== Segment start ==

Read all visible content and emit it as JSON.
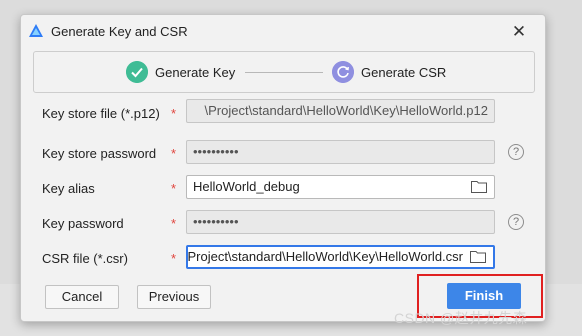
{
  "dialog": {
    "title": "Generate Key and CSR",
    "close_glyph": "✕",
    "steps": [
      {
        "label": "Generate Key",
        "state": "done",
        "icon": "check-icon"
      },
      {
        "label": "Generate CSR",
        "state": "current",
        "icon": "progress-icon"
      }
    ],
    "fields": {
      "key_store_file": {
        "label": "Key store file (*.p12)",
        "value": "\\Project\\standard\\HelloWorld\\Key\\HelloWorld.p12",
        "enabled": false
      },
      "key_store_password": {
        "label": "Key store password",
        "value": "••••••••••",
        "enabled": false
      },
      "key_alias": {
        "label": "Key alias",
        "value": "HelloWorld_debug",
        "enabled": true
      },
      "key_password": {
        "label": "Key password",
        "value": "••••••••••",
        "enabled": false
      },
      "csr_file": {
        "label": "CSR file (*.csr)",
        "value": "\\Project\\standard\\HelloWorld\\Key\\HelloWorld.csr",
        "enabled": true,
        "focused": true
      }
    },
    "required_mark": "*",
    "help_glyph": "?",
    "buttons": {
      "cancel": "Cancel",
      "previous": "Previous",
      "finish": "Finish"
    }
  },
  "watermark": "CSDN @赵井九先森",
  "colors": {
    "accent": "#3d86e8",
    "step_done": "#3fbc95",
    "step_current": "#8f8fe0",
    "required": "#e0443d",
    "highlight": "#e02020"
  }
}
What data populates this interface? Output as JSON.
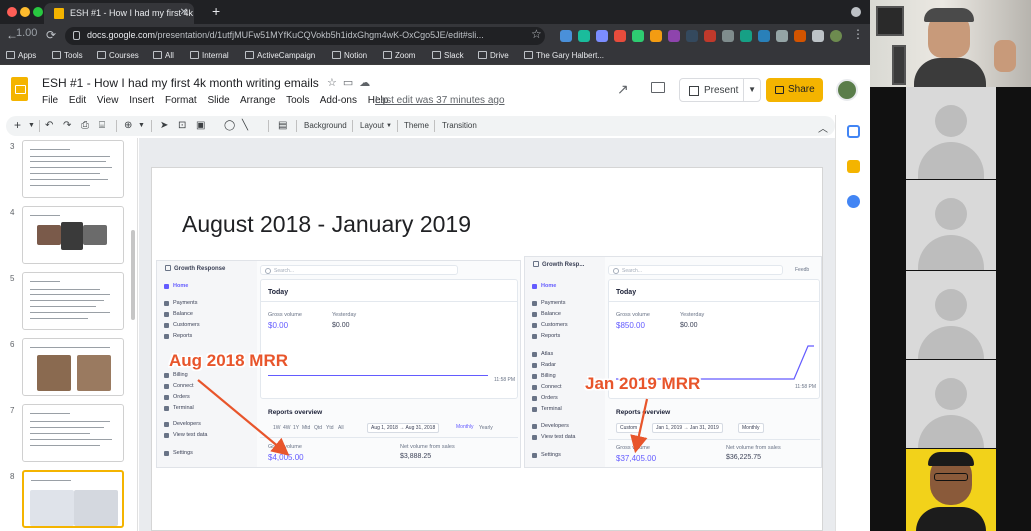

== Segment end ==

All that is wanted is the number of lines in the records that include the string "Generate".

3